Following the receipt of the information, Army Intelligence officers notified the Nigerian Air Force and requested for air cover. Curiously, however, the request was not acted upon until the terrorists struck, killing Lieutenant Shuaibu, eight soldiers and seriously injuring 3 others. Every deployable aircraft was engaged. There were simply not enough aircraft.
The situation report showed that the Army only managed to send a few gun trucks to fortify the base after learning of the impending attack. Boko Haram terrorists arrived the base in with seven gun trucks and a platoon of fighters armed with machine guns and other high-grade military weapons. After ransacking the base and killing the nine soldiers, they blew up the facility. It took the dislocated troops and hurriedly assembled reinforcements about one hour to dislodge the terrorists.

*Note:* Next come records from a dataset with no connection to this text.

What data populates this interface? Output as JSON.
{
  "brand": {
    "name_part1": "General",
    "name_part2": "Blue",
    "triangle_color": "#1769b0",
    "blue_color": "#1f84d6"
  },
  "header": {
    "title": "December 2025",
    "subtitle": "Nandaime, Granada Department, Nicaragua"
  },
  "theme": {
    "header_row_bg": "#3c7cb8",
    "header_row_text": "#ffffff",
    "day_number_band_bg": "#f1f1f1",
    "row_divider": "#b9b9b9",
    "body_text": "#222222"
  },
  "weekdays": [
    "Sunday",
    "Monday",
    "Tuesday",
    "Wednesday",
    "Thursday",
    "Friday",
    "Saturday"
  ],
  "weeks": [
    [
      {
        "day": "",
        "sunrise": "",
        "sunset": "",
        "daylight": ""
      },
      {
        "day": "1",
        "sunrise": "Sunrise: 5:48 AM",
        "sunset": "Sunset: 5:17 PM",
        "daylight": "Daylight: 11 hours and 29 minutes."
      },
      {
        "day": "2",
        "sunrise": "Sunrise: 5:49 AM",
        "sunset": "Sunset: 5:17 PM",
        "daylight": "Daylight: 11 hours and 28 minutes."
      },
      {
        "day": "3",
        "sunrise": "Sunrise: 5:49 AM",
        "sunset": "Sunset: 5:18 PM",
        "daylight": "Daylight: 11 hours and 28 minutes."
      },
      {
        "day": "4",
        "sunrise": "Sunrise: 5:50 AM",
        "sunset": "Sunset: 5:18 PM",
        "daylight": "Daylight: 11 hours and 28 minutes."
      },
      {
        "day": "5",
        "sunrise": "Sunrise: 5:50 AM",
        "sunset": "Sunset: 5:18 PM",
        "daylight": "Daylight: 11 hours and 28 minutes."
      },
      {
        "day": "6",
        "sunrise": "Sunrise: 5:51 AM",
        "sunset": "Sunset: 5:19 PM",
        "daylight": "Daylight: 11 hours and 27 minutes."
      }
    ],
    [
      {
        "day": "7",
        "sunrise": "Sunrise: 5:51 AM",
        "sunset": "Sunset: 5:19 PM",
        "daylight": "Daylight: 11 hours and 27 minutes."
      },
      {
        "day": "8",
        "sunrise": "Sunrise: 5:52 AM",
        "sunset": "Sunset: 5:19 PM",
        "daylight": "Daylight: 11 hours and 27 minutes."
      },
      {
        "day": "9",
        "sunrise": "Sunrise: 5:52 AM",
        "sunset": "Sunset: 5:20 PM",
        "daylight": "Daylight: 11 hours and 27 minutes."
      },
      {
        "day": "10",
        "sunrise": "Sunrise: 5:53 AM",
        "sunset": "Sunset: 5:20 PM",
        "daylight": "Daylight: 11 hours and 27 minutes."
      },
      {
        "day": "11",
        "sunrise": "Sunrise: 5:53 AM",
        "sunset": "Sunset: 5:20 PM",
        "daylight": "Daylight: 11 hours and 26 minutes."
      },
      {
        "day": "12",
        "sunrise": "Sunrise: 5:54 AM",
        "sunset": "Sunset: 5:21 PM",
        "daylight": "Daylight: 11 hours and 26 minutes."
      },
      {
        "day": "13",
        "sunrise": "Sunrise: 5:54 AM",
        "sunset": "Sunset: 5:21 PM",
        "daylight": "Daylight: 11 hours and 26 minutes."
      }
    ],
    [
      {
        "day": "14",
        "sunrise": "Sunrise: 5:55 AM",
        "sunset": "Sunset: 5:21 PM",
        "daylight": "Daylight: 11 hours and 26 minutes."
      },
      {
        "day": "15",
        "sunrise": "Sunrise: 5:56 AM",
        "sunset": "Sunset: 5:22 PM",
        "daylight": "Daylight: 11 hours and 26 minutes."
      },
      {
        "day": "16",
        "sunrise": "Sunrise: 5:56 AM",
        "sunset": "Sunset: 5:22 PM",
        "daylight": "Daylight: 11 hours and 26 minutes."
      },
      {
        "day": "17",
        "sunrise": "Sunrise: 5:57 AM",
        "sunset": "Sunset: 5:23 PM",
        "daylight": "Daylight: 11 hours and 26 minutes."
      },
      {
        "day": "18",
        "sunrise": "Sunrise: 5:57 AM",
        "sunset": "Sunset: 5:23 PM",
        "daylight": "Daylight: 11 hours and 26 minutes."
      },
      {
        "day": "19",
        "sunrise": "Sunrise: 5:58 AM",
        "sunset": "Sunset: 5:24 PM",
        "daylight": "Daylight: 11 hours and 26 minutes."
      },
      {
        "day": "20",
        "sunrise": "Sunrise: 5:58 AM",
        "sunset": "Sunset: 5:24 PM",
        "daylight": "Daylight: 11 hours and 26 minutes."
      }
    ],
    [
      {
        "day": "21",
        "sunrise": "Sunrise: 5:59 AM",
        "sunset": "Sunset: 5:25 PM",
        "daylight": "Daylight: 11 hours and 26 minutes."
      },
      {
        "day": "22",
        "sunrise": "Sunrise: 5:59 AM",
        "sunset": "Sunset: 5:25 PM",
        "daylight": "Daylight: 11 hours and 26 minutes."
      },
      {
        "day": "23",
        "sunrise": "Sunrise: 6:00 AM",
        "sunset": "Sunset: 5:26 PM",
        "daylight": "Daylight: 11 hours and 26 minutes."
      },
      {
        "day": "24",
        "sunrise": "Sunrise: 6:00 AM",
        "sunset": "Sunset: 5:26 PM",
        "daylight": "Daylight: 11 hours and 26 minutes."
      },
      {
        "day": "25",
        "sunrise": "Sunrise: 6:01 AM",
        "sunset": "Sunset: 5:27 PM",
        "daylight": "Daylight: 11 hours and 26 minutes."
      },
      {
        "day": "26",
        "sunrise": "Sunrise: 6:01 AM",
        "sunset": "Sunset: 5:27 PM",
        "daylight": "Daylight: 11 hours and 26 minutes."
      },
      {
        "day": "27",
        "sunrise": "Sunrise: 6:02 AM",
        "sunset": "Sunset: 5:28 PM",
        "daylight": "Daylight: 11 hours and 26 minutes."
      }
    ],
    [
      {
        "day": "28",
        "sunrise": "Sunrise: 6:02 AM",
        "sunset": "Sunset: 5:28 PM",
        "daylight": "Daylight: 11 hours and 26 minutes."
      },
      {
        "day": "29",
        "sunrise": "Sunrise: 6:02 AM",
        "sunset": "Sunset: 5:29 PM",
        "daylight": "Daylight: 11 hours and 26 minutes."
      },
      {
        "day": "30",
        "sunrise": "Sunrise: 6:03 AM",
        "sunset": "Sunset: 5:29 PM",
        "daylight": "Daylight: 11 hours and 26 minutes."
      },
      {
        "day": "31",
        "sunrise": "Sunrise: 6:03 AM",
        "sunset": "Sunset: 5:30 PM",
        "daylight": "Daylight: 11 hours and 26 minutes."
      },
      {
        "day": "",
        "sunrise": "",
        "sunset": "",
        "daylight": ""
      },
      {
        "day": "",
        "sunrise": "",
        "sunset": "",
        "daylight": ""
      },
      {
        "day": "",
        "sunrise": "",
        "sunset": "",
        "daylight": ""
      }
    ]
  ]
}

Sending soldiers into combat without a %100 guarantee of air cover saps the morale of soldiers on the ground and seriously affects performance. These complaints became prominent in 2016 and was brought to the Military High Command. The Nigerian army as losing men due to the Air Force’s inaction, an inaction caused by inadequate and antiquated platforms.
Military sources in Abuja say the Chief of Army Staff, Lieutenant General Tukur Yusuf Buratai and the Chief of Air Staff, Air Marshall Sadique Abubakar are intensely jostling for the position of the chief Defense Staff after Buhari confided in aides that the position of the Chief of Army Staff will go next to the Southwest region.
Hence no surprise when the NAF’s response to Army’s complaint was to create its absurd “Special Forces Units” scheme in which the tactical map was altered to convince the politicians of its importance. The result of this chicanery was that the service abandoned its primary role in the war, which was to provide CAS for troops and began competing with the army for combat roles.
What little money “very poor Nigeria” can afford should be allocated to the Nigerian Army bearing the brunt of the Boko Haram insurgency to fly and operate all aircraft. It is worth mentioning that the Nigerian Army already have an Aviation Corp. Integrating pilots and other structures shouldn’t be too hard.
A Nigerian Army Air Force will be run with rather fewer people per aircraft than the NAF. Since money is the excuse given by the service for the abysmal state of the Air Force then we have to kill some sacred cows” in the defence industry.
I have long held the view that the $600 million deal for 12 Super Tucano planes is ridiculous, prohibitively expensive and unaffordable for a nation that can barely field 10 fighter jets; after all, Nigeria is broke.
Absorbing the roles of the NAF, its aircraft, and the people required to fly and service them, into the Army would bring huge cost-savings while offering much improved co-operation and integration. The resulting two armed services, with their embedded air-power expertise, would allow a reduction of around 10,000 people, and provide the 30 per cent savings in defence.